The world is watching, nonetheless. The Palestinian community of Khan Al Ahmar, outside Jerusalem, appears to be days away from demolition. Israel intends to ethnically cleanse its inhabitants to clear the way for more illegal Jewish settlements in a key area that would eradicate any hope of a Palestinian state.

Mr Trump’s recent punitive actions are designed to choke into submission the Palestinian Authority in the West Bank, just as Israel once secretly put Palestinians in Gaza on a starvation “diet” to make them more compliant. Israel’s long-standing collective punishment of Palestinians – constituting a war crime under the Fourth Geneva Convention – has now been supplemented by similar types of collective punishment by the US, against Palestinian refugees and cancer patients.

Jared Kushner, Mr Trump’s son-in-law and adviser, admitted as much at the weekend. He told the New York Times that the cuts in aid were punishment for the Palestinian leadership “vilifying the [US] administration”.

In an apparent coded reference to international law, Mr Kushner added that it was time to change “false realities”. However feeble international institutions have proved, the Trump administration, like Israel, prefers to be without them.

In particular, both detest the potential constraints imposed by the International Criminal Court at The Hague, which is empowered to prosecute war crimes. Although it was established only in 2002, it draws on a body of international law and notions of human rights that date back to the immediate period after the Second World War.

The crimes committed by Zionist leaders in establishing Israel on the ruins of the Palestinians’ homeland occurred in 1948, just as international law was being born.
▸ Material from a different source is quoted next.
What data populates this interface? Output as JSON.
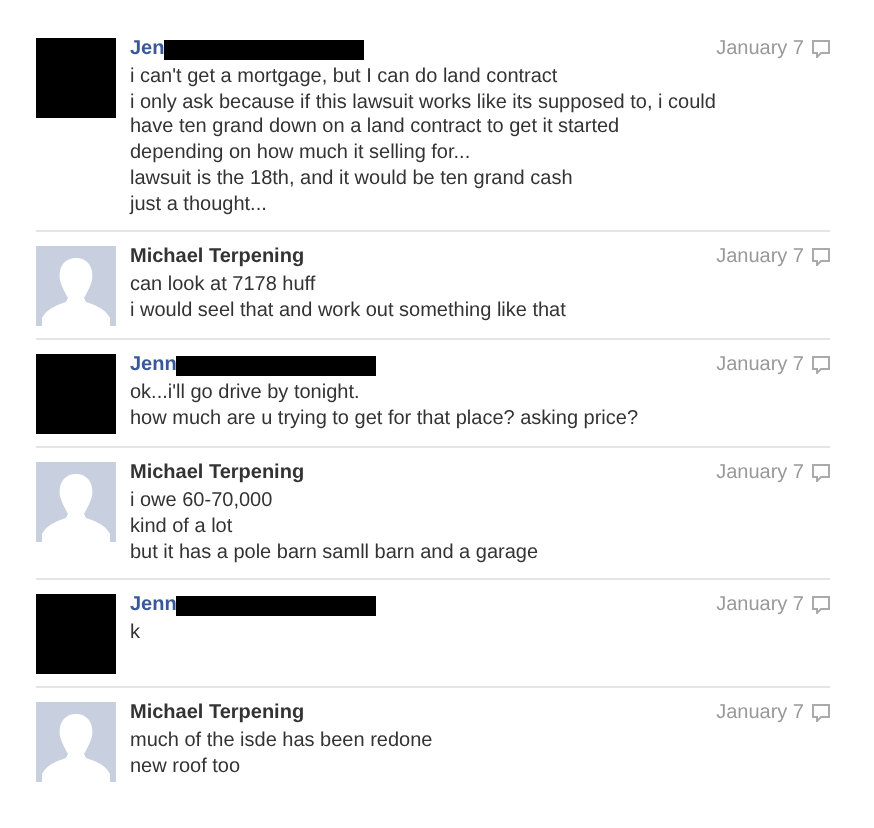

The Palestinians were among the first, and are still the most glaring, violation of that new rules-based global order.

Righting those historic wrongs is the biggest test of whether international law will ever amount to more than jailing the odd African dictator.

That the Palestinian cause continues to loom large was underscored this month by two challenges conducted in international forums.

Legislators from Israel’s large Palestinian minority have appealed to the United Nations to sanction Israel for recently passing the apartheid-like Nation-State Basic Law. It gives constitutional standing to institutionalised discrimination against the fifth of the population who are not Jewish.

And the Palestinian Authority has alerted the Hague court to the imminent destruction by Israel of Khan Al Ahmar. The ICC is already examining whether to bring a case against Israel over the settlements built on occupied land.

The US State Department has said the aid cuts and closure of the Palestinian embassy were prompted partly by “concerns” over the Hague referral. John Bolton, Mr Trump’s national security adviser, meanwhile, has vowed to shield Israel from any war crimes trials.

Sitting on the fence have been the Europeans. Last week the European parliament passed a resolution warning that Khan Al Ahmar’s destruction and the “forcible transfer” of its inhabitants would be a “grave breach” of international law. In an unusual move, it also threatened to demand compensation from Israel for any damage to infrastructure in Khan Al Ahmar funded by Europe.

Europe’s leading states anxiously wish to uphold the semblance of an international order they believe has prevented their region’s descent into a Third World War. Israel and the US, on the other hand, are determined to use Palestine as the test bed for dismantling these protections.

The Israeli bulldozers sent to Khan Al Ahmar will also launch an assault on Europe and its resolve to defend international law and the Palestinians. When push comes to shove, will Europe’s nerve hold?

• First published in The National